She fits the stereotype of the region's female leaders. She is from an elite background, she has strong feminine qualities, she is educated, she is a potential agent of change, people will listen to her because of her family ties and she will likely be a timid leader. What's unique in the Thai case is that Thailand is split roughly down the middle on whether or not to accept a Thaksin-led party leading the nation. Thaksin is still very much in the picture, unlike Aung San or Sukarno, although Anwar Ibrahim was still in the frame when Wan Aziah was opposition leader.

Other female leaders who we may wish to draw comparisons with, particularly in terms of family ties, common characteristics, backgrounds and suchlike, include Corazon Aquino, Gloria Macapagal-Arroyo, Indira Ghandi, Sheikh Hasina Wazed, Khaleda Zia, Benazir Bhutto. I'm not saying that Yingluck is any better or worse than these women, but my point here is that I would not be surprised if Yingluck becomes incredibly popular, especially in the countryside, and goes on to play a significant role in Thailand's near future. The Bangkok population, however, will likely not welcome Yingluck with open arms.

Yingluck will portray herself as fighting to secure justice for, and upholding the honour of, self-exiled Thaksin, just as Suu Kyi did for Aung San, Megawati did for Sukarno, Wan Aziah did for Anwar and so on. I'm not for one minute suggesting that Thaksin should be compared to Aung San and the like, but the point remains that Thaksin is revered by a great many people who would welcome his return.

It's also worth noting that there is something of a collective memory of prominent female rulers in South and Southeast Asia that supports the argument that it's not unfathomable for these countries to be led by women in the modern era. We might also consider that at certain points, certain conditions in society are met that favour female leadership. Historically, as today, these female rulers act as a counterweight to the tyranny of male rulers. In this case the "tyrant" is, ironically, Abhisit, and not Thaksin. We therefore shouldn't fall into the trap of thinking that having a female leader in Thailand is excessively far out of the ordinary and that it in fact might be the most logical conclusion from this point on.

In many ways, it would be a positive for Thailand to have its first female prime minister, but we should be under no illusion that this is not simply the next move by Thaksin in his drawn-out bid to regain power and return to his home country. Furthermore, female rulers in South and Southeast Asia have not typically done much to develop women's rights in their respective countries, so don't get too excited about the prospects of gender issues being pushed forward.

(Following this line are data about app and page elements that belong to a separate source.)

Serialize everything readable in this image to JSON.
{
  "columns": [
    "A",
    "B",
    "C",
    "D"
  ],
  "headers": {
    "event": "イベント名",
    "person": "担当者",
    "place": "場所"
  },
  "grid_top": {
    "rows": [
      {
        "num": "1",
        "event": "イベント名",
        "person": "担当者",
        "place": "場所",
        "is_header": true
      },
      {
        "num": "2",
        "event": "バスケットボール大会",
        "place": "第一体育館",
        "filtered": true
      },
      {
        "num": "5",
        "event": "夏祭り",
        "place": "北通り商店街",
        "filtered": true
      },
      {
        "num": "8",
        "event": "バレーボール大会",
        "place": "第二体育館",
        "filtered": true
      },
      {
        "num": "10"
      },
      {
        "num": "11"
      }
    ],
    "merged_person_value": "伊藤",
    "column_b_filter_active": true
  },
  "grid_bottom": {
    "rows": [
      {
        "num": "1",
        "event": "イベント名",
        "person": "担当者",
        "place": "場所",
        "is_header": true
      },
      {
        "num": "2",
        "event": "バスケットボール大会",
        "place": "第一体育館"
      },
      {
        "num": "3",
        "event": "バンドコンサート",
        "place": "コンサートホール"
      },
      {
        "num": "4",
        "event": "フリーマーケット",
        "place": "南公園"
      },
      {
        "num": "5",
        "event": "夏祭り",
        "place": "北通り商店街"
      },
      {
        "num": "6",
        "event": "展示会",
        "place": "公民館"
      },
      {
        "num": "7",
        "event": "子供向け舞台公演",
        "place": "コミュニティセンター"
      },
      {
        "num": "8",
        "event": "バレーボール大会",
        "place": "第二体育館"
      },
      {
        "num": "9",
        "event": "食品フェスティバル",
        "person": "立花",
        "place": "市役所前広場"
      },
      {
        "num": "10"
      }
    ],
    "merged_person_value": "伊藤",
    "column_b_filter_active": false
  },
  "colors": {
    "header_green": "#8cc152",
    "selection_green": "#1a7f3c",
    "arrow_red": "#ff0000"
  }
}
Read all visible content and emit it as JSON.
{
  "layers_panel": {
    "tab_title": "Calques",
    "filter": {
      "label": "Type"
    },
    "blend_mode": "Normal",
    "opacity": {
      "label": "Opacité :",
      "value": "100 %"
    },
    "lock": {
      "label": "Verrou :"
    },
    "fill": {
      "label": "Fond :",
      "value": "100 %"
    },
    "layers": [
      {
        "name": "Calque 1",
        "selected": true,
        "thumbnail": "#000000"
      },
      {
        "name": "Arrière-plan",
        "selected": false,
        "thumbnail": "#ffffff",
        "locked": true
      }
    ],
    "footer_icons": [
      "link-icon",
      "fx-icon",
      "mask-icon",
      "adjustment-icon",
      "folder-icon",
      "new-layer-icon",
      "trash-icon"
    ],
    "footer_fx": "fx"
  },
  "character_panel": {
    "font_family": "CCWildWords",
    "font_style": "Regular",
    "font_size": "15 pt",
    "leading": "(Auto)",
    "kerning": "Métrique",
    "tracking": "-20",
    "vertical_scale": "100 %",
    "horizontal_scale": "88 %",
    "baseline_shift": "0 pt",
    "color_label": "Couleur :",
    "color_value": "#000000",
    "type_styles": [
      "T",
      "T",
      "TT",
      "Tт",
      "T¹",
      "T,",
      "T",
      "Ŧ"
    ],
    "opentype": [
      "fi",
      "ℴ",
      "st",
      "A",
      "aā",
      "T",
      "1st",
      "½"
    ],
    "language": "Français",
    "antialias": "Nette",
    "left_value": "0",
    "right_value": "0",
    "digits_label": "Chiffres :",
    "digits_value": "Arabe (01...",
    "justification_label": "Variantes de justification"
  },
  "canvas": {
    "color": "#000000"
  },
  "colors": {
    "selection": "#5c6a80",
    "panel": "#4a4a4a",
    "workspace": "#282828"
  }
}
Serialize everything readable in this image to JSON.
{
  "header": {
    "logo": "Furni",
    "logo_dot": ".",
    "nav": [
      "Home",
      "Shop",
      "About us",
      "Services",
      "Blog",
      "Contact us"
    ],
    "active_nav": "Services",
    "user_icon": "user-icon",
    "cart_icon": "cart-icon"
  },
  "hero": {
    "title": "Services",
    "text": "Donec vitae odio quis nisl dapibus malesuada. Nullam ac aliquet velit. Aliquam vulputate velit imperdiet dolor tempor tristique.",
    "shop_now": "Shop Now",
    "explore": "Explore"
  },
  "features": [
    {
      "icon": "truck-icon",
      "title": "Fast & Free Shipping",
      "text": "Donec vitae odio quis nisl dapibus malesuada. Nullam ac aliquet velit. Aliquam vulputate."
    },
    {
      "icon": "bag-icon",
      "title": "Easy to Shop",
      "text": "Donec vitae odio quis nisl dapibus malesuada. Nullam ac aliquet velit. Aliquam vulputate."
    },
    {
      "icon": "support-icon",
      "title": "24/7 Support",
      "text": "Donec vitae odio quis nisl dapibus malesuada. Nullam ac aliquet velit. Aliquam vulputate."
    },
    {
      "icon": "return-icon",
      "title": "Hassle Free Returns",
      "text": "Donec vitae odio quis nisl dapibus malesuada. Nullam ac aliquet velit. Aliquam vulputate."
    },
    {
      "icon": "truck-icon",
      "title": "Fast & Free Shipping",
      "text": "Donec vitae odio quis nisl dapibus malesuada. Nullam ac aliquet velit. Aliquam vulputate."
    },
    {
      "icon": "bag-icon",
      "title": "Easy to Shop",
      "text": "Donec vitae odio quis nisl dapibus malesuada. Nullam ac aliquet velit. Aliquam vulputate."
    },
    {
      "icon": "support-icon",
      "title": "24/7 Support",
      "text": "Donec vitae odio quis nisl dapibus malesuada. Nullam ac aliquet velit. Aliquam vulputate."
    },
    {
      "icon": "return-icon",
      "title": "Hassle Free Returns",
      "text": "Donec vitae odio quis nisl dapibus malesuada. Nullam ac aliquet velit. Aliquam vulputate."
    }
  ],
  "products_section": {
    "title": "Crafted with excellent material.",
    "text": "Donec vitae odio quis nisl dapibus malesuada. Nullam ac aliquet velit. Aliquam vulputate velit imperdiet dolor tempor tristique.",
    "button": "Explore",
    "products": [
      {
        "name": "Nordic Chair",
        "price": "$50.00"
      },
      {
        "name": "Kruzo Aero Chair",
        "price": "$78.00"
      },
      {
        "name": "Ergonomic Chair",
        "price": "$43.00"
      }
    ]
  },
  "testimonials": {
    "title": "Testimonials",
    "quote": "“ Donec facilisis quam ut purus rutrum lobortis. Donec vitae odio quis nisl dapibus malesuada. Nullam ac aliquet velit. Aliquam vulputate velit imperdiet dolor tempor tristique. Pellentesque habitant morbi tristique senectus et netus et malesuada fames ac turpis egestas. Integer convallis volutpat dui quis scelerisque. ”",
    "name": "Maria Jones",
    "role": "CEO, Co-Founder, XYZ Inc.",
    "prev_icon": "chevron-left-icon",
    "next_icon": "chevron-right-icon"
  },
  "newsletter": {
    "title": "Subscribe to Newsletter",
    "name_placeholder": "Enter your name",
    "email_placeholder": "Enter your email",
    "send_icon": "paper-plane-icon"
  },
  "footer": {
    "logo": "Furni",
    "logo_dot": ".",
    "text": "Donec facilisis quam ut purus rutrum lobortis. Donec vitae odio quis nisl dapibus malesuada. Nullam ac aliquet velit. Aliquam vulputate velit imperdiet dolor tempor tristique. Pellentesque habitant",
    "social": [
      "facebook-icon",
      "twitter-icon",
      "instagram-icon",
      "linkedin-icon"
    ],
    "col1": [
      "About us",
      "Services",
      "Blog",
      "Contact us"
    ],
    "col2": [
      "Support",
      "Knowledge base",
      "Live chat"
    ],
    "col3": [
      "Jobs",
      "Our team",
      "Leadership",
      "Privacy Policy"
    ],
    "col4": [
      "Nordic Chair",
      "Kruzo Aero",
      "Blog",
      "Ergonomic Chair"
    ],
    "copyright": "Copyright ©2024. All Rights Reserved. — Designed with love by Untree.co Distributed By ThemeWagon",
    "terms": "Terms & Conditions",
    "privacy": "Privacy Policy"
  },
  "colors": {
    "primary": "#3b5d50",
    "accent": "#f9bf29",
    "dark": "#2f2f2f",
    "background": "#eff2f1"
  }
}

Whether or not Yingluck's candidacy will be enough to overcome animosity held towards "radical United Front for Democracy Against Dictatorship (UDD) running on Puea Thai's party ticket" is another question, but there is certainly the potential for her presence to be a game changer not only because she is Thaksin's sister.

Also, a quick note on how the election system works:

With the constitutional amendments, the total number of members of the House of Representatives will increase from 480 to 500 in the July 3 general election. The country’s electoral system for members of the House of Representatives is also changed from a multi-seat constituency to a single-seat constituency system, with a seat apportionment formula of 375 single-constituency MPs and 125 MPs from a single nationwide proportional representation instead of multiple lists for each electoral district.

Social media buttons:

5 thoughts on “Will Thailand have a female prime minister?

  1. … and she is beautiful which immediately gives her extra qualifications to be a PM! (as you well know!)

  2. Dear Yingluck

    Do the best you can at home, not eslewhere or America. I mean it done. it is can be done for the Government of Thailand, I see good for ENRICHMENT in milkshke, call Yacool in Thailand, very sweet Chinese Melody. What is your size, I mean your BREAST and your TUMMY…

Leave a Reply

Your email address will not be published. Required fields are marked *